■ **TO DO**
Copy the data below in full, exactly as it appears.

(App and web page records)
- - -
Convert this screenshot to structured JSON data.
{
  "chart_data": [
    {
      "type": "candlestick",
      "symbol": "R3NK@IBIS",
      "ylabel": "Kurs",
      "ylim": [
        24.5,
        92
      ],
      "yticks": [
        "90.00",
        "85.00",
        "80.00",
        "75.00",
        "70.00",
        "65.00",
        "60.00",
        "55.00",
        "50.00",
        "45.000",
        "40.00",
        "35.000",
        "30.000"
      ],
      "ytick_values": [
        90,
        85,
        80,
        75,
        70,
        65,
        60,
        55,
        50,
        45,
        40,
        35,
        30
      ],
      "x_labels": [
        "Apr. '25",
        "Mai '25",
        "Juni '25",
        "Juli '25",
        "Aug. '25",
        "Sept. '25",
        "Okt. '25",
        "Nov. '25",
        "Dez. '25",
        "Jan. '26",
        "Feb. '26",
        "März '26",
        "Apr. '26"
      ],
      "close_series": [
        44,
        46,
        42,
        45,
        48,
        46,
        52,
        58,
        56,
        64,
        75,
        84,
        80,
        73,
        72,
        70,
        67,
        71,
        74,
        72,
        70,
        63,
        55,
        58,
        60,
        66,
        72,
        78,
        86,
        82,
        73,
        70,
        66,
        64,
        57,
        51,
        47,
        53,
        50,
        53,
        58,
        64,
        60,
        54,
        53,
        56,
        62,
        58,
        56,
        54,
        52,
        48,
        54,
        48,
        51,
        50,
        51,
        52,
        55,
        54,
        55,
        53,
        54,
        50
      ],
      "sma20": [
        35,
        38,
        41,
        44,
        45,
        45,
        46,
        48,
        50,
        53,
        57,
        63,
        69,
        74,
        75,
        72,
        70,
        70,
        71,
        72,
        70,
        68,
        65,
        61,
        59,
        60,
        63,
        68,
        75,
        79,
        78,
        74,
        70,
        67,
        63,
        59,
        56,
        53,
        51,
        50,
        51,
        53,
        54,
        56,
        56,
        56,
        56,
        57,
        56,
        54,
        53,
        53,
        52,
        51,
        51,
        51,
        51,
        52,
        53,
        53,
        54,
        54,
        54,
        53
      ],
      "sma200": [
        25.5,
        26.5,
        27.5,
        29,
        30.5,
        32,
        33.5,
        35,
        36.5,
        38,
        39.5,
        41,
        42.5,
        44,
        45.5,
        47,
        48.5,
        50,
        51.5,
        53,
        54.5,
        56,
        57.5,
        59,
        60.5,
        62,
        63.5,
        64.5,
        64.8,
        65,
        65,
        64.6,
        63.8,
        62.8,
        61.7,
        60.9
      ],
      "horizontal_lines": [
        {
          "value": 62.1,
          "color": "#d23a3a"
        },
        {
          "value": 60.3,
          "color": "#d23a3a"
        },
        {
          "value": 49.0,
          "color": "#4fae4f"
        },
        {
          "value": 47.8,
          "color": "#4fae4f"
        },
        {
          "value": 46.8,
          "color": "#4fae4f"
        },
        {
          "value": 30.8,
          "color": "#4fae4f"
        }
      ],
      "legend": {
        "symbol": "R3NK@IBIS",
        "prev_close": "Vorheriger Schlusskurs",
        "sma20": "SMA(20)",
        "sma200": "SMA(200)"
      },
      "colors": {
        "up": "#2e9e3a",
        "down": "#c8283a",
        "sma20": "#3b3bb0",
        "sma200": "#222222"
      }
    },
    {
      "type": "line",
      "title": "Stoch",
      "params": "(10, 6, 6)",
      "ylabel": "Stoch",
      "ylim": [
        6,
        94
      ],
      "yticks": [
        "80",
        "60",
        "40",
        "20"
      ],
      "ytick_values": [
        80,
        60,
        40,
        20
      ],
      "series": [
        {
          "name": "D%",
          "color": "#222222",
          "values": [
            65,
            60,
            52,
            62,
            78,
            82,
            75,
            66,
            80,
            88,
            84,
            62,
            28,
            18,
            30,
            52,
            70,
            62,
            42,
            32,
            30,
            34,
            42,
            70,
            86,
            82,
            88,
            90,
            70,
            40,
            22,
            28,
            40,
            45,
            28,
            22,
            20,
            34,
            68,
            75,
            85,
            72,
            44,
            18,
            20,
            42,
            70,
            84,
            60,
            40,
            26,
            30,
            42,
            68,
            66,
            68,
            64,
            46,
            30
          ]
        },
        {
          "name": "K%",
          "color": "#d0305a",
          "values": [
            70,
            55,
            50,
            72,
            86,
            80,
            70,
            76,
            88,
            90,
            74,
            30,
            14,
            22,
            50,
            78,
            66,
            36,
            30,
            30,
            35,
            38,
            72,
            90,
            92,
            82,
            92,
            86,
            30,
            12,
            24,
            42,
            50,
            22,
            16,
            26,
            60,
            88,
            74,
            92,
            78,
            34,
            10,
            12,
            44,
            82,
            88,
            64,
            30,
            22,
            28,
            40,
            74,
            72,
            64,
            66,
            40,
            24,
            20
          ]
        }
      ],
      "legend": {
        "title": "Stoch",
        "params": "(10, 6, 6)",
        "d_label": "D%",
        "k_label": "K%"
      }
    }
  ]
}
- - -
■ **EXERCISE SOLUTION**
Convert this screenshot to structured JSON data.
{
  "chart_data": [
    {
      "type": "candlestick",
      "symbol": "R3NK@IBIS",
      "ylabel": "Kurs",
      "ylim": [
        24.5,
        92
      ],
      "yticks": [
        "90.00",
        "85.00",
        "80.00",
        "75.00",
        "70.00",
        "65.00",
        "60.00",
        "55.00",
        "50.00",
        "45.000",
        "40.00",
        "35.000",
        "30.000"
      ],
      "ytick_values": [
        90,
        85,
        80,
        75,
        70,
        65,
        60,
        55,
        50,
        45,
        40,
        35,
        30
      ],
      "x_labels": [
        "Apr. '25",
        "Mai '25",
        "Juni '25",
        "Juli '25",
        "Aug. '25",
        "Sept. '25",
        "Okt. '25",
        "Nov. '25",
        "Dez. '25",
        "Jan. '26",
        "Feb. '26",
        "März '26",
        "Apr. '26"
      ],
      "close_series": [
        44,
        46,
        42,
        45,
        48,
        46,
        52,
        58,
        56,
        64,
        75,
        84,
        80,
        73,
        72,
        70,
        67,
        71,
        74,
        72,
        70,
        63,
        55,
        58,
        60,
        66,
        72,
        78,
        86,
        82,
        73,
        70,
        66,
        64,
        57,
        51,
        47,
        53,
        50,
        53,
        58,
        64,
        60,
        54,
        53,
        56,
        62,
        58,
        56,
        54,
        52,
        48,
        54,
        48,
        51,
        50,
        51,
        52,
        55,
        54,
        55,
        53,
        54,
        50
      ],
      "sma20": [
        35,
        38,
        41,
        44,
        45,
        45,
        46,
        48,
        50,
        53,
        57,
        63,
        69,
        74,
        75,
        72,
        70,
        70,
        71,
        72,
        70,
        68,
        65,
        61,
        59,
        60,
        63,
        68,
        75,
        79,
        78,
        74,
        70,
        67,
        63,
        59,
        56,
        53,
        51,
        50,
        51,
        53,
        54,
        56,
        56,
        56,
        56,
        57,
        56,
        54,
        53,
        53,
        52,
        51,
        51,
        51,
        51,
        52,
        53,
        53,
        54,
        54,
        54,
        53
      ],
      "sma200": [
        25.5,
        26.5,
        27.5,
        29,
        30.5,
        32,
        33.5,
        35,
        36.5,
        38,
        39.5,
        41,
        42.5,
        44,
        45.5,
        47,
        48.5,
        50,
        51.5,
        53,
        54.5,
        56,
        57.5,
        59,
        60.5,
        62,
        63.5,
        64.5,
        64.8,
        65,
        65,
        64.6,
        63.8,
        62.8,
        61.7,
        60.9
      ],
      "horizontal_lines": [
        {
          "value": 62.1,
          "color": "#d23a3a"
        },
        {
          "value": 60.3,
          "color": "#d23a3a"
        },
        {
          "value": 49.0,
          "color": "#4fae4f"
        },
        {
          "value": 47.8,
          "color": "#4fae4f"
        },
        {
          "value": 46.8,
          "color": "#4fae4f"
        },
        {
          "value": 30.8,
          "color": "#4fae4f"
        }
      ],
      "legend": {
        "symbol": "R3NK@IBIS",
        "prev_close": "Vorheriger Schlusskurs",
        "sma20": "SMA(20)",
        "sma200": "SMA(200)"
      },
      "colors": {
        "up": "#2e9e3a",
        "down": "#c8283a",
        "sma20": "#3b3bb0",
        "sma200": "#222222"
      }
    },
    {
      "type": "line",
      "title": "Stoch",
      "params": "(10, 6, 6)",
      "ylabel": "Stoch",
      "ylim": [
        6,
        94
      ],
      "yticks": [
        "80",
        "60",
        "40",
        "20"
      ],
      "ytick_values": [
        80,
        60,
        40,
        20
      ],
      "series": [
        {
          "name": "D%",
          "color": "#222222",
          "values": [
            65,
            60,
            52,
            62,
            78,
            82,
            75,
            66,
            80,
            88,
            84,
            62,
            28,
            18,
            30,
            52,
            70,
            62,
            42,
            32,
            30,
            34,
            42,
            70,
            86,
            82,
            88,
            90,
            70,
            40,
            22,
            28,
            40,
            45,
            28,
            22,
            20,
            34,
            68,
            75,
            85,
            72,
            44,
            18,
            20,
            42,
            70,
            84,
            60,
            40,
            26,
            30,
            42,
            68,
            66,
            68,
            64,
            46,
            30
          ]
        },
        {
          "name": "K%",
          "color": "#d0305a",
          "values": [
            70,
            55,
            50,
            72,
            86,
            80,
            70,
            76,
            88,
            90,
            74,
            30,
            14,
            22,
            50,
            78,
            66,
            36,
            30,
            30,
            35,
            38,
            72,
            90,
            92,
            82,
            92,
            86,
            30,
            12,
            24,
            42,
            50,
            22,
            16,
            26,
            60,
            88,
            74,
            92,
            78,
            34,
            10,
            12,
            44,
            82,
            88,
            64,
            30,
            22,
            28,
            40,
            74,
            72,
            64,
            66,
            40,
            24,
            20
          ]
        }
      ],
      "legend": {
        "title": "Stoch",
        "params": "(10, 6, 6)",
        "d_label": "D%",
        "k_label": "K%"
      }
    }
  ]
}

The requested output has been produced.